Pull out each line of the records holding the string "ffffff".

□ □ □ □

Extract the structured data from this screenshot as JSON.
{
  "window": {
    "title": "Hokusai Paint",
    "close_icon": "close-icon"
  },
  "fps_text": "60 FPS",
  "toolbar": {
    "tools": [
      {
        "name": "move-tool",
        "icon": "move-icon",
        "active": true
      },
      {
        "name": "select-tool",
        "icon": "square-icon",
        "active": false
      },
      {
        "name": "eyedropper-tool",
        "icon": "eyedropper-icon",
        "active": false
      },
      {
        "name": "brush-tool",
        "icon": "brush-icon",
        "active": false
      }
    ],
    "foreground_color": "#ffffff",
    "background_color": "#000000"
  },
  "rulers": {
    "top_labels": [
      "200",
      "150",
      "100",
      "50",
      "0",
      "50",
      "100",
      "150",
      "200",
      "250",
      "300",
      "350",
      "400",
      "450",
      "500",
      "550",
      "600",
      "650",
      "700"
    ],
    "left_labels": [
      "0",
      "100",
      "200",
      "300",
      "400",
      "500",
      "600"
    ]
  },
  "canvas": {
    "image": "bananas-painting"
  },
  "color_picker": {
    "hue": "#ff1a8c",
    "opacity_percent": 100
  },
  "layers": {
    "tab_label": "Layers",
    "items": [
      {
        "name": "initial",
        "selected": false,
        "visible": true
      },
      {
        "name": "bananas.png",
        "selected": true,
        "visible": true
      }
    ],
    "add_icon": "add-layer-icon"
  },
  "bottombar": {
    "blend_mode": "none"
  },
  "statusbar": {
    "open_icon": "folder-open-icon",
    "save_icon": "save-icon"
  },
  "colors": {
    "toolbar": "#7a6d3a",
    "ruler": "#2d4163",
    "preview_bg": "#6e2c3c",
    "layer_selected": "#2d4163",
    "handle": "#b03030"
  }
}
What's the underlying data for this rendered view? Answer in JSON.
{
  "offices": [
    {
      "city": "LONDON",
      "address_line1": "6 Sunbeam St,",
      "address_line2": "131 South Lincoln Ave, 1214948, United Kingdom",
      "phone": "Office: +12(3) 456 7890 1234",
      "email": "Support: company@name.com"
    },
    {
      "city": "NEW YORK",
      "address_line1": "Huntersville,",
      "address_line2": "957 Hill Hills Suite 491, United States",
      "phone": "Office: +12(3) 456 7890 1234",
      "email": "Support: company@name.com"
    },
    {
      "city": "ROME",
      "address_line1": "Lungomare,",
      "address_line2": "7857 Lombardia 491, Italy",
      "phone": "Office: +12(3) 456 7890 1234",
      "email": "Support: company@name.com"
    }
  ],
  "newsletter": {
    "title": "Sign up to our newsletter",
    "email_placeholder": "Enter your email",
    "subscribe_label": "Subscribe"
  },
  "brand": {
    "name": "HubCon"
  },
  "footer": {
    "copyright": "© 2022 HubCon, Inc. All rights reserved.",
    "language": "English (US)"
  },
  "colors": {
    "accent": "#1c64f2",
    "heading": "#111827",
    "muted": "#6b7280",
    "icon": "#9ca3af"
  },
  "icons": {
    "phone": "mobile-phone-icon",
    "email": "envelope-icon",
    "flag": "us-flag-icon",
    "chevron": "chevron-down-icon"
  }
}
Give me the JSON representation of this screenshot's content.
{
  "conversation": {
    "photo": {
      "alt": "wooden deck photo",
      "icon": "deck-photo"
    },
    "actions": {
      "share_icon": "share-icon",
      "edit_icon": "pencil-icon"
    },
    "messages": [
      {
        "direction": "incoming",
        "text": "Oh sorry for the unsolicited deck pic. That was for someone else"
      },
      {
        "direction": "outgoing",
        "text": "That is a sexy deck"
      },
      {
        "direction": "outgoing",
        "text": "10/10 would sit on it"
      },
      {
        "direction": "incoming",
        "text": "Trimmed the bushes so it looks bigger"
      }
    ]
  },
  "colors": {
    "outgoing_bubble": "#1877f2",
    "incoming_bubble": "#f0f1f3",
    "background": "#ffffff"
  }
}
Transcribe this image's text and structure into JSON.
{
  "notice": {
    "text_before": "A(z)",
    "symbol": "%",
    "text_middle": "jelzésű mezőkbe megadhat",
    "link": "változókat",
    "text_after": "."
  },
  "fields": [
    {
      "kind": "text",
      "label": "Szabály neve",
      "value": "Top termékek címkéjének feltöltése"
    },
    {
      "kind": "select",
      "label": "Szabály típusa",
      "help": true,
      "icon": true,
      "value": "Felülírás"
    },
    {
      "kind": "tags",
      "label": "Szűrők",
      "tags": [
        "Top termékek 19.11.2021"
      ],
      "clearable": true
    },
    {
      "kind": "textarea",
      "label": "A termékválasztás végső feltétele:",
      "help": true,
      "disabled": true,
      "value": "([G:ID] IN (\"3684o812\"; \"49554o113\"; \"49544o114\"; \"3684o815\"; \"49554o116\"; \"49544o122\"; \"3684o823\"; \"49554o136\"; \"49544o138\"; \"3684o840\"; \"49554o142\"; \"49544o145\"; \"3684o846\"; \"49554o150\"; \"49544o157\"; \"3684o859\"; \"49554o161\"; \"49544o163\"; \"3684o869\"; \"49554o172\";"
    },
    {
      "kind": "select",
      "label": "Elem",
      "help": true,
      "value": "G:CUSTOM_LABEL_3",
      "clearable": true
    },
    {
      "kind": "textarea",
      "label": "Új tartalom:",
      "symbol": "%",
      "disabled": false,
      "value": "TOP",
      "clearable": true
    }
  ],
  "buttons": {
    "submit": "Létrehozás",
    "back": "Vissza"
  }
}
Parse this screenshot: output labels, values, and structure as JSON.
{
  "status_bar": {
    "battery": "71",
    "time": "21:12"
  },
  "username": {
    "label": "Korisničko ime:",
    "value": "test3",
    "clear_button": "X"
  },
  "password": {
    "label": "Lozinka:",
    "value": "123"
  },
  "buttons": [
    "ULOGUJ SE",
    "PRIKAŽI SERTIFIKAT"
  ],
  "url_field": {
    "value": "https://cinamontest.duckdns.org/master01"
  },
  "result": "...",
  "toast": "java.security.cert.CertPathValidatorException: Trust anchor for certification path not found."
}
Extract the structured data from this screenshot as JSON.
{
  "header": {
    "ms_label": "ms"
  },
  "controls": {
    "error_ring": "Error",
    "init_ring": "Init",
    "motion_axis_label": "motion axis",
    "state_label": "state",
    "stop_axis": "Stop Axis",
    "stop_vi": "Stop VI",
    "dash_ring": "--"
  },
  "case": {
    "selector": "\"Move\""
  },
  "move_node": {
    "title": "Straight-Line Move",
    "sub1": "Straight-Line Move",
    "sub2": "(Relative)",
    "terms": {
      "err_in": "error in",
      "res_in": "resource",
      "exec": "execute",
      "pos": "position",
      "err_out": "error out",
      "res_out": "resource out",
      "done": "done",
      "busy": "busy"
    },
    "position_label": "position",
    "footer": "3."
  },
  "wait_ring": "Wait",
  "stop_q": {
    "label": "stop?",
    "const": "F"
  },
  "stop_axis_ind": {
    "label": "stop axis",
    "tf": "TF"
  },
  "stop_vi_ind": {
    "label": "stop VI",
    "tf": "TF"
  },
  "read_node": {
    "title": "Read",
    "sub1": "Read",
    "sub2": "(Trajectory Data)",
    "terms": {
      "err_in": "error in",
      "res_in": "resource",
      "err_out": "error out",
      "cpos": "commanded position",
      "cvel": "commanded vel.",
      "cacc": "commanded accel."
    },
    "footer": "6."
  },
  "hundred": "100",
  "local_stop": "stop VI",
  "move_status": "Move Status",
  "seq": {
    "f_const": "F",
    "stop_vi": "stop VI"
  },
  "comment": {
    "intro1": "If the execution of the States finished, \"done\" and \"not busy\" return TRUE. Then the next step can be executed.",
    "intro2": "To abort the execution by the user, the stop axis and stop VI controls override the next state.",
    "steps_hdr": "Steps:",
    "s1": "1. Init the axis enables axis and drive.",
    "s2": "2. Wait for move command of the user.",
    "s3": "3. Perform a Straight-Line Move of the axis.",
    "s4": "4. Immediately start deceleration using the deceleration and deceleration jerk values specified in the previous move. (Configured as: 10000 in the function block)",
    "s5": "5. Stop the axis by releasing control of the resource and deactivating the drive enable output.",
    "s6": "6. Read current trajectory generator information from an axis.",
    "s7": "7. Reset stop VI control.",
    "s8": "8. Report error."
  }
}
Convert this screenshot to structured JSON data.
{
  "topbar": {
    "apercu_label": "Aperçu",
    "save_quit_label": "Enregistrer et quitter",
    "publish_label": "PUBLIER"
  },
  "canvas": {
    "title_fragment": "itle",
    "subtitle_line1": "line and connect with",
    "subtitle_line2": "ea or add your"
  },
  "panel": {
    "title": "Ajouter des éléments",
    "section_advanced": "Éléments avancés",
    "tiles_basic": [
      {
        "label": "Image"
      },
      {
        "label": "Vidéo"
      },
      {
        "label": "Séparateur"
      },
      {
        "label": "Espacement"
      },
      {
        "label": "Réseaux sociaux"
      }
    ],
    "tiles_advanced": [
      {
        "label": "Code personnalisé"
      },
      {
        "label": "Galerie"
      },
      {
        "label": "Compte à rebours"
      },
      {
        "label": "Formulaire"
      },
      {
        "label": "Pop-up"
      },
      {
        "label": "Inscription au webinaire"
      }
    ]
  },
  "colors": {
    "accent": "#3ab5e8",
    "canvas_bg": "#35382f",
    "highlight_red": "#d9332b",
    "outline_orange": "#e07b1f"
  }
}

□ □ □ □

- Written answer
    "foreground_color": "#ffffff",
    "background": "#ffffff"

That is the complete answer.